The Kavadi-bearer observes strict celibacy. Only pure, Sattwic food is taken; he abstains from all sorts of intoxicating drinks and drugs. He thinks of God all the time. Many of the Kavadi-bearers, especially those who do it as a spiritual Sadhana, impose various forms of self-torture. Some pass a sharp little spear through their tongue, which is made to protrude out of the mouth. Others may pass a spear through the cheek. This sort of piercing is done in other parts of the body also. The bearer does not shave; he grows a beard. He eats only once a day. The spear pierced through his tongue or cheek reminds him of the Lord constantly. It also prevents him from speaking. It gives him great power of endurance.
The Kavadi-bearer enjoys a high state of religious fervour. He dances in ecstasy. His very appearance is awe-inspiring; there is divine radiance on his face. Devotees often experience the state of feeling united with the Lord. Sometimes the Lord enters them and possesses them for some time.
How to Celebrate Thaipusam
On the Thaipusam day, most devotees of Lord Murugan offer him fruits and flowers of yellow or orange color - his favorite colors and also adorn dresses of the same color. Many devotees bear milk, water, fruits and floral tributes on pails hung from a yoke and carry them on their shoulders to various Murugan temples, far and near. This wooden or bamboo structure called 'Kavadi' is covered with cloth and decorated with feathers of peacock - the vehicle of Lord Murugan.

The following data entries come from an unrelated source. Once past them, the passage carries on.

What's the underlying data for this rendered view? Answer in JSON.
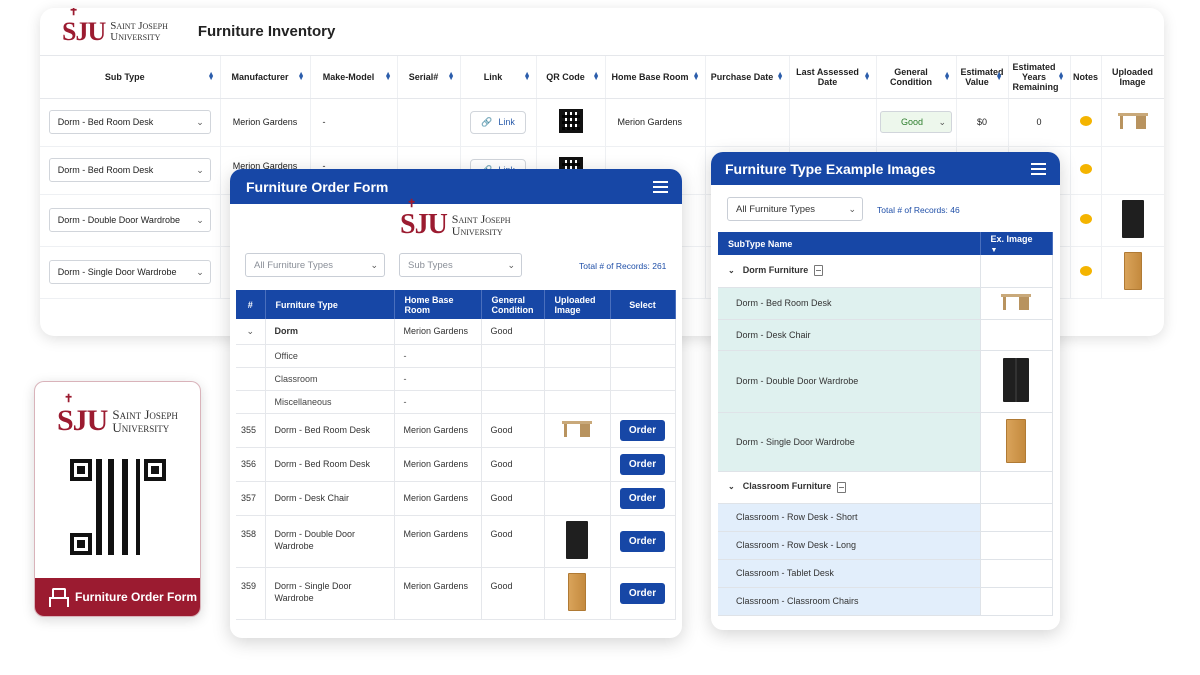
{
  "brand": {
    "logo_mark": "SJU",
    "logo_line1": "Saint Joseph",
    "logo_line2": "University",
    "primary_color": "#1747a6",
    "accent_color": "#9b1b30"
  },
  "inventory": {
    "title": "Furniture Inventory",
    "columns": [
      "Sub Type",
      "Manufacturer",
      "Make-Model",
      "Serial#",
      "Link",
      "QR Code",
      "Home Base Room",
      "Purchase Date",
      "Last Assessed Date",
      "General Condition",
      "Estimated Value",
      "Estimated Years Remaining",
      "Notes",
      "Uploaded Image"
    ],
    "rows": [
      {
        "sub_type": "Dorm - Bed Room Desk",
        "manufacturer": "Merion Gardens",
        "make_model": "-",
        "link": "Link",
        "home_base": "Merion Gardens",
        "condition": "Good",
        "value": "$0",
        "years": "0"
      },
      {
        "sub_type": "Dorm - Bed Room Desk",
        "manufacturer": "Merion Gardens",
        "make_model": "-",
        "link": "Link"
      },
      {
        "sub_type": "Dorm - Double Door Wardrobe"
      },
      {
        "sub_type": "Dorm - Single Door Wardrobe"
      }
    ]
  },
  "qr_card": {
    "footer_label": "Furniture Order Form"
  },
  "order_form": {
    "title": "Furniture Order Form",
    "filter_types_placeholder": "All Furniture Types",
    "filter_subtypes_placeholder": "Sub Types",
    "records_label": "Total # of Records: 261",
    "columns": [
      "#",
      "Furniture Type",
      "Home Base Room",
      "General Condition",
      "Uploaded Image",
      "Select"
    ],
    "group": {
      "name": "Dorm",
      "home_base": "Merion Gardens",
      "condition": "Good"
    },
    "subgroups": [
      {
        "name": "Office",
        "home_base": "-"
      },
      {
        "name": "Classroom",
        "home_base": "-"
      },
      {
        "name": "Miscellaneous",
        "home_base": "-"
      }
    ],
    "items": [
      {
        "id": "355",
        "type": "Dorm - Bed Room Desk",
        "home_base": "Merion Gardens",
        "condition": "Good",
        "image": "desk-icon",
        "action": "Order"
      },
      {
        "id": "356",
        "type": "Dorm - Bed Room Desk",
        "home_base": "Merion Gardens",
        "condition": "Good",
        "image": "",
        "action": "Order"
      },
      {
        "id": "357",
        "type": "Dorm - Desk Chair",
        "home_base": "Merion Gardens",
        "condition": "Good",
        "image": "",
        "action": "Order"
      },
      {
        "id": "358",
        "type": "Dorm - Double Door Wardrobe",
        "home_base": "Merion Gardens",
        "condition": "Good",
        "image": "dark-wardrobe-icon",
        "action": "Order"
      },
      {
        "id": "359",
        "type": "Dorm - Single Door Wardrobe",
        "home_base": "Merion Gardens",
        "condition": "Good",
        "image": "wood-wardrobe-icon",
        "action": "Order"
      }
    ]
  },
  "examples": {
    "title": "Furniture Type Example Images",
    "filter_placeholder": "All Furniture Types",
    "records_label": "Total # of Records: 46",
    "columns": [
      "SubType Name",
      "Ex. Image"
    ],
    "groups": [
      {
        "name": "Dorm Furniture",
        "items": [
          "Dorm - Bed Room Desk",
          "Dorm - Desk Chair",
          "Dorm - Double Door Wardrobe",
          "Dorm - Single Door Wardrobe"
        ]
      },
      {
        "name": "Classroom Furniture",
        "items": [
          "Classroom - Row Desk - Short",
          "Classroom - Row Desk - Long",
          "Classroom - Tablet Desk",
          "Classroom - Classroom Chairs"
        ]
      }
    ]
  }
}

Body Piercing on Thaipusam
Many fanatical devotees go to such extent as to torture their bodies to appease the Lord. So, a major feature of Thaipusam celebrations is body piercing with hooks, skewers and small lances called 'vel'. Many of these devotees even pull chariots and heavy objects with hooks attached to their bodies. Many others pierce their tongue and cheek to impede speech and thereby attain full concentration on the Lord. Most devotees enter into a trance during such piercing due to the incessant drumming and chanting of "vel vel shakti vel."
Murugam songs –remix: